Records from a data source
┌──

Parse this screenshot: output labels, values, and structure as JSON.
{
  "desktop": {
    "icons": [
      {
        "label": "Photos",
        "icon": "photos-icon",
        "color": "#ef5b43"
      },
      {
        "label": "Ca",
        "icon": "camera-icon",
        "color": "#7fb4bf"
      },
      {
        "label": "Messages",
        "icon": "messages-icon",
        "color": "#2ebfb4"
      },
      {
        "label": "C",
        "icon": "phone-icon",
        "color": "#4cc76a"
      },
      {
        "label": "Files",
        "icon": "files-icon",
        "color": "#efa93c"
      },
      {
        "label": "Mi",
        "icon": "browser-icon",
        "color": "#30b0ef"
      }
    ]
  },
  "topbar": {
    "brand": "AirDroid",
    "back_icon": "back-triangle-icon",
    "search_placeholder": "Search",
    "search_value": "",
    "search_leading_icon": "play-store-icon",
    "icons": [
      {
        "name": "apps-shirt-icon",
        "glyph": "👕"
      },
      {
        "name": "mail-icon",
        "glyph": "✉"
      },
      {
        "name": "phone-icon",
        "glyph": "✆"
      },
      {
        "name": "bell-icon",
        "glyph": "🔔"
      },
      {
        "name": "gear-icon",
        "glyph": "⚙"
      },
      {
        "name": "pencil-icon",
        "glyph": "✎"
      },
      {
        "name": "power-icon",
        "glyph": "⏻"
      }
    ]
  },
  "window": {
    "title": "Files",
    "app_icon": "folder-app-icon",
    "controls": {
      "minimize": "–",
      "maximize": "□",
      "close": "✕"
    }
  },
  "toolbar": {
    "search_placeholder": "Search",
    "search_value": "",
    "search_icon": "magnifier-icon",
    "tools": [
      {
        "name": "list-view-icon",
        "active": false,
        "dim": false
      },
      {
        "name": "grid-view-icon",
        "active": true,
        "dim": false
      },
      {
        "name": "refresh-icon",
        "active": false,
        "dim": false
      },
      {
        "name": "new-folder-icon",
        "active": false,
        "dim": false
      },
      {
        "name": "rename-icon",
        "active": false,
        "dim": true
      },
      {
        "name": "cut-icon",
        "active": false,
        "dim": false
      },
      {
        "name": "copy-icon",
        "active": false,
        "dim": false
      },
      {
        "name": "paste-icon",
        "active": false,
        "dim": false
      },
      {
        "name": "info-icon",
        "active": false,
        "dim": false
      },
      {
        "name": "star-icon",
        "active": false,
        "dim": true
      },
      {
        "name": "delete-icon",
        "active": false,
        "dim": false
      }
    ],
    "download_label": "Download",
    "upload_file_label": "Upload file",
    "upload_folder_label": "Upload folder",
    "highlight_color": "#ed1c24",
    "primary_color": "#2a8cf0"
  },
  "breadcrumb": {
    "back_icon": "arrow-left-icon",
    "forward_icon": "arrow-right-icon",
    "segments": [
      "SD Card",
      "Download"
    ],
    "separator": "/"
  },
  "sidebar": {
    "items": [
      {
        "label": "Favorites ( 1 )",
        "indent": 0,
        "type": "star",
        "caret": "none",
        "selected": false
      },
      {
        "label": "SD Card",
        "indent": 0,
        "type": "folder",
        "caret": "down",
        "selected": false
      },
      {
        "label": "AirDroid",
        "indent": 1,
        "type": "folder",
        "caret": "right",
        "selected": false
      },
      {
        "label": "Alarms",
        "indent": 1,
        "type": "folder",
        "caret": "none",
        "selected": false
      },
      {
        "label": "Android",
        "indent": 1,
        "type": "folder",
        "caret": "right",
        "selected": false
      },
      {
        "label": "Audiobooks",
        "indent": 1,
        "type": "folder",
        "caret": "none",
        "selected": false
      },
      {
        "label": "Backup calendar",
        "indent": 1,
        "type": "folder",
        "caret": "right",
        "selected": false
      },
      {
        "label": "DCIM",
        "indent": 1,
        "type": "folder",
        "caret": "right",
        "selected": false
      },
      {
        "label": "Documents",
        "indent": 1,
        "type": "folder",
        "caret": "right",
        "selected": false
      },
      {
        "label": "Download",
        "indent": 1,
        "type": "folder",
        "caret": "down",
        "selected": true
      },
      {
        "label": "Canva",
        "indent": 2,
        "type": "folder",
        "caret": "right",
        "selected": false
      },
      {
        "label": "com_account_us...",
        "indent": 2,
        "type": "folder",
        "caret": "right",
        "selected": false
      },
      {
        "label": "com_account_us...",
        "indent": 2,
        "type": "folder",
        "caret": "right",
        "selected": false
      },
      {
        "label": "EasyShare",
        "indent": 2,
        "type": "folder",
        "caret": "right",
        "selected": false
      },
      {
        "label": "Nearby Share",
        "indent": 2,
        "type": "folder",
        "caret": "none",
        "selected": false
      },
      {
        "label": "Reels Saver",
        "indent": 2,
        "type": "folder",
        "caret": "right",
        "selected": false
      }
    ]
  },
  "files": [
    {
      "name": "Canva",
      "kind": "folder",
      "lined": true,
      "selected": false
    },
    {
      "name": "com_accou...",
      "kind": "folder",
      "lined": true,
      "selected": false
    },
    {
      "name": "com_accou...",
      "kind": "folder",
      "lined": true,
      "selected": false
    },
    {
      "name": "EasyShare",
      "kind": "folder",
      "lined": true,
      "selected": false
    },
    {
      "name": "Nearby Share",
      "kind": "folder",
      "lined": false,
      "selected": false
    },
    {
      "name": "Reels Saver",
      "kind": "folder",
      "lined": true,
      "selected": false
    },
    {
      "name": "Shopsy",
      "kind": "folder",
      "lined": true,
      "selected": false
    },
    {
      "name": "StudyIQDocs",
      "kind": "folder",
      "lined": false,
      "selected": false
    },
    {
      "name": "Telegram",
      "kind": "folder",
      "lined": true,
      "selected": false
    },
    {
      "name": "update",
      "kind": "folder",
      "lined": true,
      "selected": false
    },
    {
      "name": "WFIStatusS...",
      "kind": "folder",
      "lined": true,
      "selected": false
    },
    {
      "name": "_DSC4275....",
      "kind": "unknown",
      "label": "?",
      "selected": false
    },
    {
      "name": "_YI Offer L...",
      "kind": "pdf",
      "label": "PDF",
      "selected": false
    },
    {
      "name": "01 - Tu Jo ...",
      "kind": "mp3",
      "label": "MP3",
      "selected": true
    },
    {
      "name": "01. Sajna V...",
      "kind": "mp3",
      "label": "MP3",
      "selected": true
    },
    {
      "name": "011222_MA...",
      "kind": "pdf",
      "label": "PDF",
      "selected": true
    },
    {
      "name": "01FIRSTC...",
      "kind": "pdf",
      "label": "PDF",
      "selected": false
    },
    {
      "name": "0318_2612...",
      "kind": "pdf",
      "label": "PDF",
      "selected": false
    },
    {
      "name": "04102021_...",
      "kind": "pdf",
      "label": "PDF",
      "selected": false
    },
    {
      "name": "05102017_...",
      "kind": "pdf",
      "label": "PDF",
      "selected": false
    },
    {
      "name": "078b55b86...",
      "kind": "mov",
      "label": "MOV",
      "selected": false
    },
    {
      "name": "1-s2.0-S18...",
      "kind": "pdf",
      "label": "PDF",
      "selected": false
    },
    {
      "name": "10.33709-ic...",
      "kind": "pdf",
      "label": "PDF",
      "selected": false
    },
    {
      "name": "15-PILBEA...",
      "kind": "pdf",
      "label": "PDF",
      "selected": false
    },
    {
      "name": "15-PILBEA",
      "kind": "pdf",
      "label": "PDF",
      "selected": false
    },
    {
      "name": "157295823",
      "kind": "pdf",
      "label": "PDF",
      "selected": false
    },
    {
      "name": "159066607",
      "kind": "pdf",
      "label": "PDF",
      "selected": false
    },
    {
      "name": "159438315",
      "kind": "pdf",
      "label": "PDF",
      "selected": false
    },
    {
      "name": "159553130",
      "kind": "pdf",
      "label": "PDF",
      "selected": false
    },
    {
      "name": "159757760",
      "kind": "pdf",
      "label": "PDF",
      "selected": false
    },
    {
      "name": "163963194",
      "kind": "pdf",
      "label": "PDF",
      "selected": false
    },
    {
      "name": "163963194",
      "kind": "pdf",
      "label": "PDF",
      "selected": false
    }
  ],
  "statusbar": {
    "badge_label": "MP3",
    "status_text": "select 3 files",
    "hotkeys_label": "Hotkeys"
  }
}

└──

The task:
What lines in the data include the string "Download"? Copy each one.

Response to the task:
    "download_label": "Download",
      "Download"
        "label": "Download",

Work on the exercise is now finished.